The best five nations, which were described as having the most sustainable state include Norway (177), Finland (176), Sweden (175), Switzerland (174), and Ireland (173). Ghana emerged the best state in Africa, ranked 124 and classified as moderate state, while USA was 159th and UK 161 on the survey list.
The Crisis States Research Centre defines a “failed state” as a condition of “state collapse” – i.e., a state that can no longer perform its basic security and development functions and that has no effective control over its territory.
The Index used 12 indicators of state cohesion and performance, compiled through a close examination of more than 30,000 publicly available sources. The survey also ranked 177 states in order from most to least at risk of failure. The 60 most vulnerable states are listed in the rankings.
The list only assesses sovereign states (determined by membership in the United Nations.) Several territories are excluded until their political status and UN membership is ratified in international law.

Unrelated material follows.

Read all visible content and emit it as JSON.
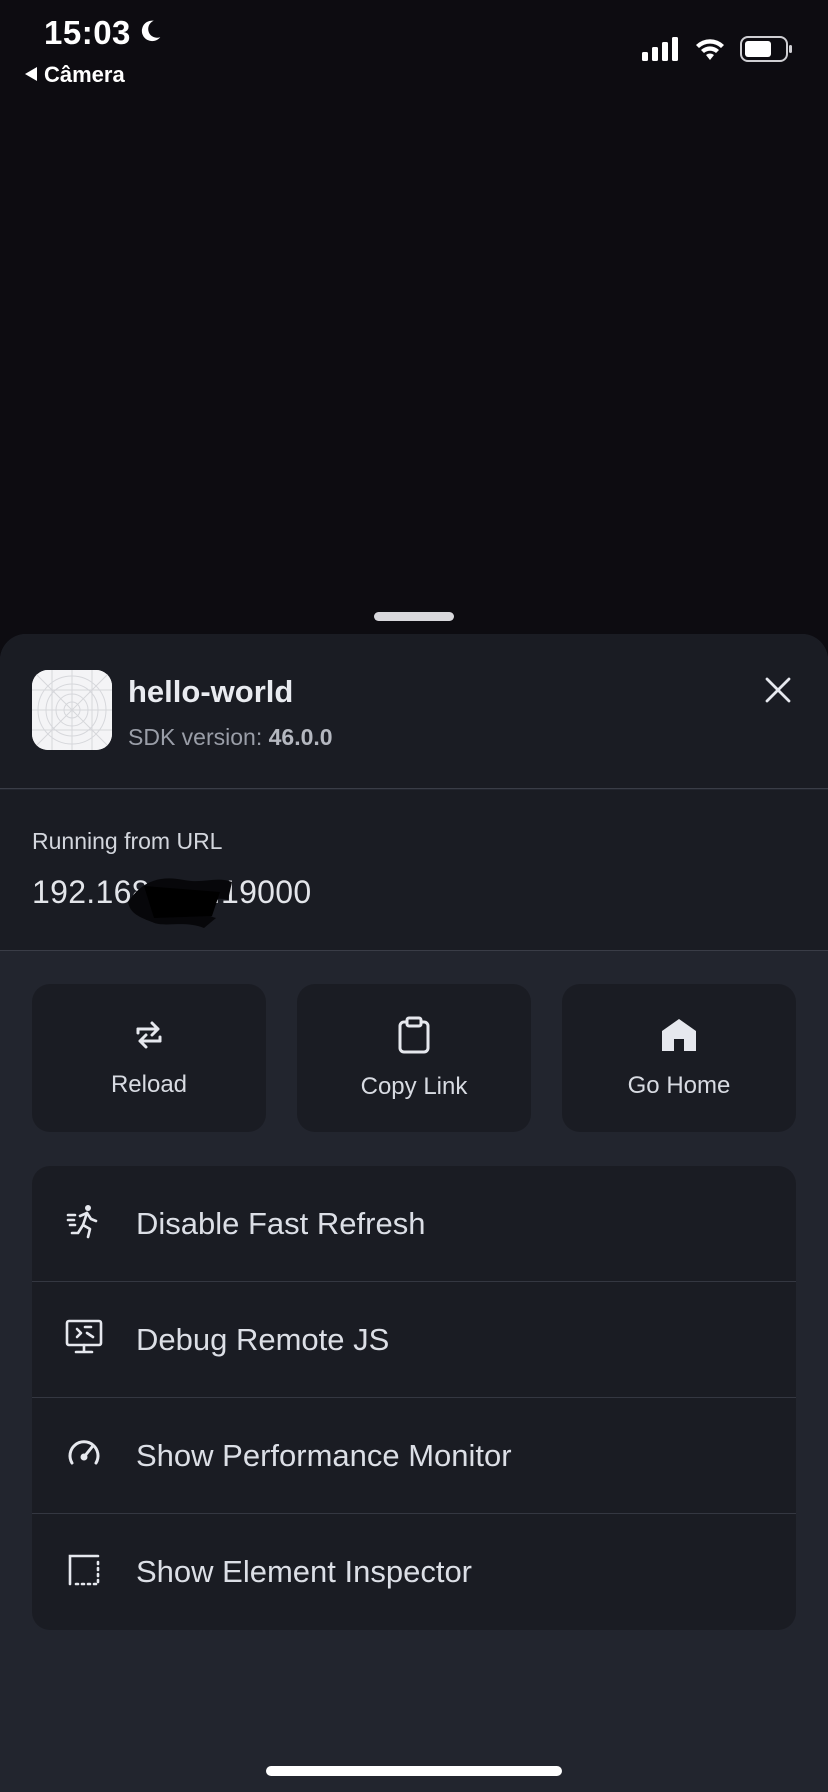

For example, Taiwan, the Palestinian Territories, Northern Cyprus, Kosovo, and Western Sahara are not included in the list, even though some are recognized as sovereign states by some nations.
Ranking is based on the total scores of the 12 indicators. For each indicator, the ratings are placed on a scale of 0 to 10, with 0 being the lowest intensity (most stable) and 10 being the highest intensity (least stable). The total score is the sum of the 12 indicators and is on a scale of 0-120.
The applied indicators include demographic pressures; massive movement of refugees and internally displaced peoples; legacy of vengeance-seeking group grievance; chronic and sustained human flight; uneven economic development along group lines; and sharp and/or severe economic decline.
Others are criminalisation and/or delegitimisation of the state; progressive deterioration of public services; widespread violation of human rights; security apparatus as ‘state within a state’; rise of factionalised elites; and intervention of other states or external factors.
“It is a sobering time for the world’s most fragile countries—virulent economic crisis, countless natural disasters, and government collapse. This year, we delve deeper than ever into just what went wrong—and who is to blame”, the groups noted.
“Other countries dependent on the import and export of commodities—from Nigeria to Equatorial Guinea to Bangladesh—had a similarly rough go of it last year, suffering what economist Homi Kharas calls a “whiplash effect” as prices spiked sharply and then plummeted. All indications are that 2009 will bring little to no reprieve.”
“The Failed States Index does not provide all the answers, nor does it claim to be able to. But it is a starting point for a discussion about why states fail and what should be done about them—a discussion, sadly, that we might be having even more frequently this year”, the authors noted. All countries in the red (Alert, FSI of 90 or more), orange (Warning, FSI of 60 or more), or yellow (Moderate, FSI of 30 or more) categories display some features that make parts of their societies and institutions vulnerable to failure.
Some in the yellow zone may be failing at a faster rate than those in the more dangerous orange or red zones, and therefore could experience violence sooner. Conversely, some in the red zone, though critical, may exhibit some positive signs of recovery or be deteriorating slowly, giving them time to adopt mitigating strategies.